    PeteMoran - Renewable energy is like having a few Kruggerrands buried in the backyard - emotionally satisfying and even prudent if the SHTF - but not something you'd put all your net worth into. People have been flogging renewable energy since the 70's - only 20 years less time than they've been flogging fusion power. Big fusion is still an out and out failure in terms of process and renewable energy generally isn't a commercial success. I'm rooting for both, thanks, but I'm a realist. The US has had 20% of its energy provided by upscaled, beached Navy reactors, for fifty years now. Build some more and keep investing in the renewables and fusion too. Sooner or later, hopefully sooner, somebody will have a breakthrough that makes it unambiguously clear that the technology has arrived. Fun fact. Did you know there is only one company in the world that can forge a reactor vessel in one piece? They built the barbettes for the Yamato and Musashi. They are fully contracted through 2012-2013, IIRC. Not for barbettes.

  • PeteMoran PeteMoran on Feb 25, 2009

    @ chuckR You miss my point and make a ridiculous comparison at the same time. Fusion claims and renewable deliverables aren't really comparable are they now... please.

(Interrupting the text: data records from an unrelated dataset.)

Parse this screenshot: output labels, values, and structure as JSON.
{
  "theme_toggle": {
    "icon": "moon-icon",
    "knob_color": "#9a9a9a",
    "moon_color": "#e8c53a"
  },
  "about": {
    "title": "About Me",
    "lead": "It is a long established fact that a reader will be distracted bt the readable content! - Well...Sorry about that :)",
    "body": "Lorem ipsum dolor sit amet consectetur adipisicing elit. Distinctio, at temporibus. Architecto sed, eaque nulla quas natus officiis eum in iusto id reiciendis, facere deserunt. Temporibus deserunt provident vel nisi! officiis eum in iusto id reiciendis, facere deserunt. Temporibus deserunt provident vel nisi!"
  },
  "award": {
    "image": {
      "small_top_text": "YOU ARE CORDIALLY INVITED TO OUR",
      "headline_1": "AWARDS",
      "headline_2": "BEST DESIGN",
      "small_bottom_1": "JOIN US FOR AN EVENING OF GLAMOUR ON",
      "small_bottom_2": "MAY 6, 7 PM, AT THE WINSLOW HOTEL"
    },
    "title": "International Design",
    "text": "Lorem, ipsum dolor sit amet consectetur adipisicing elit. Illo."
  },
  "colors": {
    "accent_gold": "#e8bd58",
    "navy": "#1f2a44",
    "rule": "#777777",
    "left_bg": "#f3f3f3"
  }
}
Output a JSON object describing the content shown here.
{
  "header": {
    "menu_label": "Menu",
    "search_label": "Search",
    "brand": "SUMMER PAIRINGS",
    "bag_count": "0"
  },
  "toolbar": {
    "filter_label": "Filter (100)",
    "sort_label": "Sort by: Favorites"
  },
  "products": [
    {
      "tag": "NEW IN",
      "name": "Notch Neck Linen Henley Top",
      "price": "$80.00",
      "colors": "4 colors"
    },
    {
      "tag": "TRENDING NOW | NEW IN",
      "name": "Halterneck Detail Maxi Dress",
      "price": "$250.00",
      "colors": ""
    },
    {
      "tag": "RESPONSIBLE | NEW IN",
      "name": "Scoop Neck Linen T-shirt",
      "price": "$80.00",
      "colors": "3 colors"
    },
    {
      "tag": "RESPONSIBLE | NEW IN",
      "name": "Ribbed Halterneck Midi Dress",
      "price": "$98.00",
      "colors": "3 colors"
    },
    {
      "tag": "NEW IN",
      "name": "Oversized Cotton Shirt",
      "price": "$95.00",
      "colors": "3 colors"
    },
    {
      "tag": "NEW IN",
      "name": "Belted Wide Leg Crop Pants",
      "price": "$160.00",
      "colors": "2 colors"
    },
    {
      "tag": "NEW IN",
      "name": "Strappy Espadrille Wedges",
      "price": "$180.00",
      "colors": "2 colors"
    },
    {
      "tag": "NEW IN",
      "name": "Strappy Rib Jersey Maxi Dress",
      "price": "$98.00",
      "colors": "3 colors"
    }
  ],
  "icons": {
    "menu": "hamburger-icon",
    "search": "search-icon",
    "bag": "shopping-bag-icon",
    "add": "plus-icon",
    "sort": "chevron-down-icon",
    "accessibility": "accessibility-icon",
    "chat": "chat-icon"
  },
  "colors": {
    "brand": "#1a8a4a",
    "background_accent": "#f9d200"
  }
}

If you hook yourself to a fuel cost (nuclear or otherwise), you pay for the ongoing cost of fuel AND the variability of the fuel price. The advantage renewable gives you is you pay a capital cost (pretty similar if not cheaper than conventional power generation) and that's it. The result? As near-as-damn-it fixed price energy, without a fuel input cost. It should be possible to deliver cheaper and cheaper and cheaper. Just as the Germans are already doing. Allow some lateral thinking, otherwise the USA is finished.

  • ChuckR ChuckR on Feb 25, 2009

    pete - fusion isn't feasible at all, while renewables merely aren't economically feasible. You can throw money at R&D for either (I hope we do), but neither is a reasonable economic option. I will gladly hook myself to the fuel cost of fission nukes in exchange for reliable and plentiful energy. Cheaper and cheaper renewable energy is nice, let me know when its actually cheap and reliable. And not subsidized.

  • PeteMoran PeteMoran on Feb 25, 2009

    @ chuckR There are subsides for almost every form of energy that you can think of, even ones that 'claim' to stand on their own economics. Coal, nuclear, gas...anything, they've received money or are receiving money. It would probably be helpful if you took the time to take a look at what Germany is doing. The energy input costs of that economy have been falling for 10 years while the USA's has been rising. China is more efficient with energy than the USA, so too Thailand, India, Russia, France, Norway, Philipines even Fiji! USA, laughing stock in more ways than one....